Middle School Building
Centerbrook designed a new Middle School Building for Greensboro Day School in North Carolina. The project for the 900-student, K-12 independent day school also capitalizes on substantial changes to the campus that also were developed by Centerbrook to address longstanding circulation problems.
By moving the site for the Middle School and transforming the footprint of the old building into a grassy central quadrangle, the design establishes a compelling new campus feature: a pleasant outdoor venue for informal as well as ceremonial activities. The reconfigured grounds also relieve student drop-off congestion, improve parking, and provide for future growth.
Greensboro Day School
In conjunction with a new entry drive, the Middle School conveys a fresh and strong institutional identity. The building features a welcoming two-story entry lobby, an iconic schoolhouse silhouette visible to all entering the campus.
The one-story, sloped-roof building design aids classroom acoustics and affords an extraordinary connection with the natural world. A cloister-like interior courtyard, open to the sky, ensures that every classroom, office, and commons is connected to the outdoors, infused with natural light, and exposed to cooling breezes. Academic spaces will be equipped with the latest technology and are designed with flexibility to allow for a variety of teaching and learning styles. Dormers and light monitors bring ample daylight into classrooms in addition to traditional windows.
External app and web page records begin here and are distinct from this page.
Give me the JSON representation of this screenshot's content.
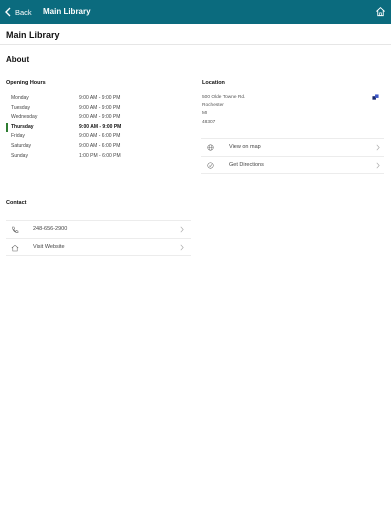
{
  "navbar": {
    "back_label": "Back",
    "title": "Main Library",
    "back_icon": "chevron-left-icon",
    "home_icon": "home-icon",
    "color": "#0b6b7e"
  },
  "page": {
    "title": "Main Library",
    "section": "About"
  },
  "hours": {
    "heading": "Opening Hours",
    "today_color": "#2e7d32",
    "rows": [
      {
        "day": "Monday",
        "time": "9:00 AM - 9:00 PM"
      },
      {
        "day": "Tuesday",
        "time": "9:00 AM - 9:00 PM"
      },
      {
        "day": "Wednesday",
        "time": "9:00 AM - 9:00 PM"
      },
      {
        "day": "Thursday",
        "time": "9:00 AM - 9:00 PM",
        "today": true
      },
      {
        "day": "Friday",
        "time": "9:00 AM - 6:00 PM"
      },
      {
        "day": "Saturday",
        "time": "9:00 AM - 6:00 PM"
      },
      {
        "day": "Sunday",
        "time": "1:00 PM - 6:00 PM"
      }
    ]
  },
  "location": {
    "heading": "Location",
    "address": [
      "500 Olde Towne Rd.",
      "Rochester",
      "MI",
      "48307"
    ],
    "icon": "location-icon",
    "actions": [
      {
        "label": "View on map",
        "icon": "globe-icon"
      },
      {
        "label": "Get Directions",
        "icon": "directions-icon"
      }
    ]
  },
  "contact": {
    "heading": "Contact",
    "items": [
      {
        "label": "248-656-2900",
        "icon": "phone-icon"
      },
      {
        "label": "Visit Website",
        "icon": "home-icon"
      }
    ]
  }
}
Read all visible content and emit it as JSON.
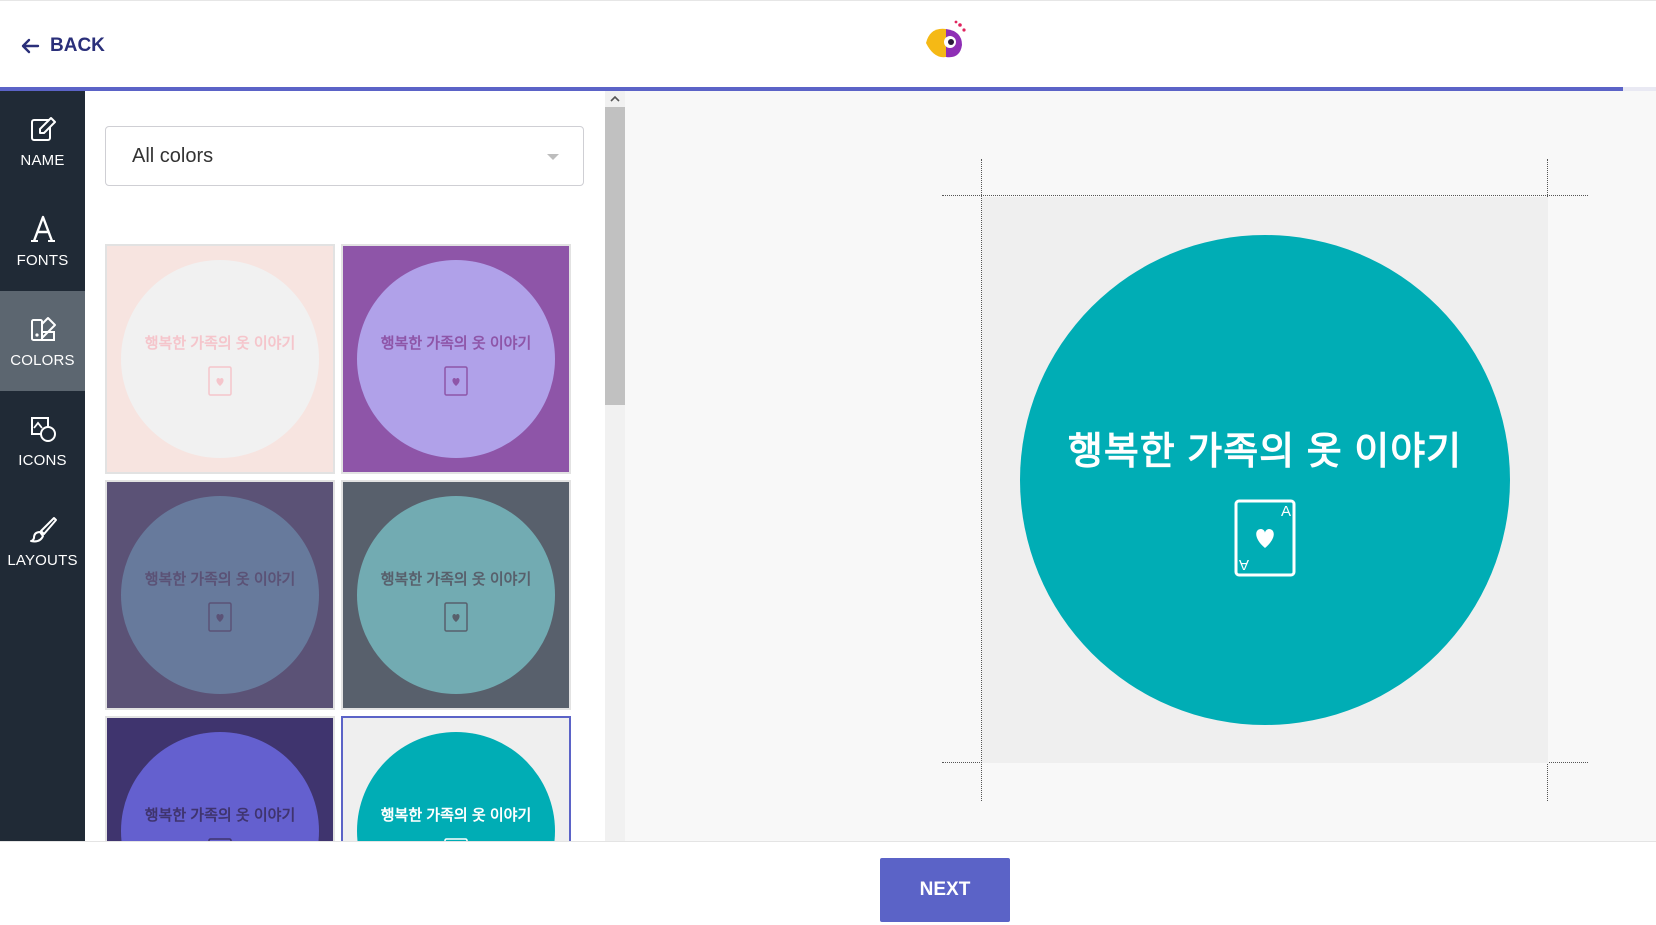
{
  "header": {
    "back_label": "BACK",
    "progress_percent": 98
  },
  "sidebar": {
    "items": [
      {
        "label": "NAME",
        "icon": "pencil-edit-icon"
      },
      {
        "label": "FONTS",
        "icon": "font-letter-icon"
      },
      {
        "label": "COLORS",
        "icon": "color-palette-icon",
        "active": true
      },
      {
        "label": "ICONS",
        "icon": "shapes-icon"
      },
      {
        "label": "LAYOUTS",
        "icon": "brush-icon"
      }
    ]
  },
  "panel": {
    "color_filter_value": "All colors",
    "tile_text": "행복한 가족의 옷 이야기",
    "tiles": [
      {
        "bg": "#f7e4e0",
        "circle": "#f1f1f1",
        "text": "#f5c5cb"
      },
      {
        "bg": "#8e55a8",
        "circle": "#b0a1e9",
        "text": "#8e55a8"
      },
      {
        "bg": "#5b5276",
        "circle": "#677a9c",
        "text": "#5b5276"
      },
      {
        "bg": "#58606c",
        "circle": "#72abb2",
        "text": "#58606c"
      },
      {
        "bg": "#3f346e",
        "circle": "#6460cf",
        "text": "#3f346e"
      },
      {
        "bg": "#efefef",
        "circle": "#00adb5",
        "text": "#ffffff",
        "selected": true
      }
    ]
  },
  "preview": {
    "text": "행복한 가족의 옷 이야기",
    "circle_color": "#00adb5",
    "background_color": "#efefef",
    "icon": "ace-of-hearts-card-icon"
  },
  "footer": {
    "next_label": "NEXT"
  }
}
The artificial lights are low wattage yet designed to provide sufficient light output for critical viewing.
The design employs passive approaches like window shading and extra insulation to reduce the cost of fuel. It also allows the future installation of active technologies such as photovoltaic arrays. The heating and cooling system uses the latest Variable Refrigerant Volume technology for significant energy savings while still providing individual control in each classroom. On the south side of the building is an environmental garden for real-world applications of classroom projects. The garden is irrigated by collecting run-off from the metal roof in underground cisterns. This avoids the use of city water for irrigation and reduces storm water impact on the environment.
The building is constructed with durable yet reasonably priced materials to meet budget demands and maximize useable square footage for teaching.